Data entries
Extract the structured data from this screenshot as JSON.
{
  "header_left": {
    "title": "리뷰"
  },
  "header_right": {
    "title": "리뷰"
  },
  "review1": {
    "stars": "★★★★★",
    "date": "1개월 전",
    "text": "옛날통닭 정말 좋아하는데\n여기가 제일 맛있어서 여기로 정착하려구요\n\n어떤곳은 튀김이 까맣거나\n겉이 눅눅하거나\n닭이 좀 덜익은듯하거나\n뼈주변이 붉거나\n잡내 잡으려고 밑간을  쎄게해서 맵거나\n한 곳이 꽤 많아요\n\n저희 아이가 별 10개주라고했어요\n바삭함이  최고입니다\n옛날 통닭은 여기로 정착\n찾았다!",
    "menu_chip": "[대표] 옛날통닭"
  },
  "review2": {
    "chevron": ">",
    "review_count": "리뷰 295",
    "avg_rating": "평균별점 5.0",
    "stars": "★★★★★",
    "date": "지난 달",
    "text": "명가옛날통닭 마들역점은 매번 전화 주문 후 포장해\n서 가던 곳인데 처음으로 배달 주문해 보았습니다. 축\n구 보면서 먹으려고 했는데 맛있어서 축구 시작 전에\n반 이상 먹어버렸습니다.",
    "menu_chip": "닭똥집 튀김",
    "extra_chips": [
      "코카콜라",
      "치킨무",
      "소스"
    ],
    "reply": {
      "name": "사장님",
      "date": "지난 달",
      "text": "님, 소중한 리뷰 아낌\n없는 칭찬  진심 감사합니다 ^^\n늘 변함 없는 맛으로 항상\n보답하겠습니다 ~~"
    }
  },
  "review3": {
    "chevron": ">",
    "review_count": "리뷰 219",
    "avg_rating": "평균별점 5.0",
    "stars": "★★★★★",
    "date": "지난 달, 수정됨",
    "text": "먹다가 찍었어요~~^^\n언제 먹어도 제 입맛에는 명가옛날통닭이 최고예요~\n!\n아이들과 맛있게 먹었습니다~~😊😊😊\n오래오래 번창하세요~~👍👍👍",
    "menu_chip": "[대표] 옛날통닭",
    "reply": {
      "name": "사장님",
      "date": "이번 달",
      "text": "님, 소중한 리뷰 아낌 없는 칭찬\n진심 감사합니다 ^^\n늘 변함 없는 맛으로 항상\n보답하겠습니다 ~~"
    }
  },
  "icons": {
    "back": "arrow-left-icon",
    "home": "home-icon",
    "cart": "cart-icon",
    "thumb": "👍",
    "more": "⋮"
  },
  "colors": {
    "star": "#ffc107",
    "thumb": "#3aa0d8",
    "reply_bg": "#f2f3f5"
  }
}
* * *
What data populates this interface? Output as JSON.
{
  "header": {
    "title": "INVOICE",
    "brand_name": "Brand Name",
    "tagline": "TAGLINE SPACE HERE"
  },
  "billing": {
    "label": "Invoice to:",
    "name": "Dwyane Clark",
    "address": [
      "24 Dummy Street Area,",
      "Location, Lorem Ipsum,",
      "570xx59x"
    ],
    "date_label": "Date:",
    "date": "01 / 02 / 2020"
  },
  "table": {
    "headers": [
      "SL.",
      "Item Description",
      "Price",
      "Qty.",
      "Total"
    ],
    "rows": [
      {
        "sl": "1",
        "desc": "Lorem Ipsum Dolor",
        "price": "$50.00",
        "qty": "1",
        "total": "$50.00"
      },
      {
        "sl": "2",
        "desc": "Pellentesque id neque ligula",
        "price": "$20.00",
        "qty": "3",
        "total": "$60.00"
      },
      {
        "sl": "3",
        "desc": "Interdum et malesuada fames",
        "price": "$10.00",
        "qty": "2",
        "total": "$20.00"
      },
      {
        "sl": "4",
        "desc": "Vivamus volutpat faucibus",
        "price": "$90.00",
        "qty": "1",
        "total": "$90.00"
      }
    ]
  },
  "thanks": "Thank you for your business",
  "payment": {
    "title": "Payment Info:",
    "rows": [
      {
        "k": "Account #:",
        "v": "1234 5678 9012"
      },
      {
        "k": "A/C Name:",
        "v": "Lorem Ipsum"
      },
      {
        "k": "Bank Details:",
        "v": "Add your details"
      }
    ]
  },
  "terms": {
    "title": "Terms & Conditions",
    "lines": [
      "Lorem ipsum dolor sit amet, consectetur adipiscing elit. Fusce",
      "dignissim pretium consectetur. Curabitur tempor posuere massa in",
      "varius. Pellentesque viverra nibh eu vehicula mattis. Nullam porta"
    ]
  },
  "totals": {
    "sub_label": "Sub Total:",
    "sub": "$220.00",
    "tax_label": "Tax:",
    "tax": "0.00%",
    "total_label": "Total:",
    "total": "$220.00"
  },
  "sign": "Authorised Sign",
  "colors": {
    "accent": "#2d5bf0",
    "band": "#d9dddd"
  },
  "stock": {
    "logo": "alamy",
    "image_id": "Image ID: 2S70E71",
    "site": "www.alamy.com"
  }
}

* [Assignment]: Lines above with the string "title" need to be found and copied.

* [Written solution]:
    "title": "리뷰"
    "title": "리뷰"
    "title": "INVOICE",
    "title": "Payment Info:",
    "title": "Terms & Conditions",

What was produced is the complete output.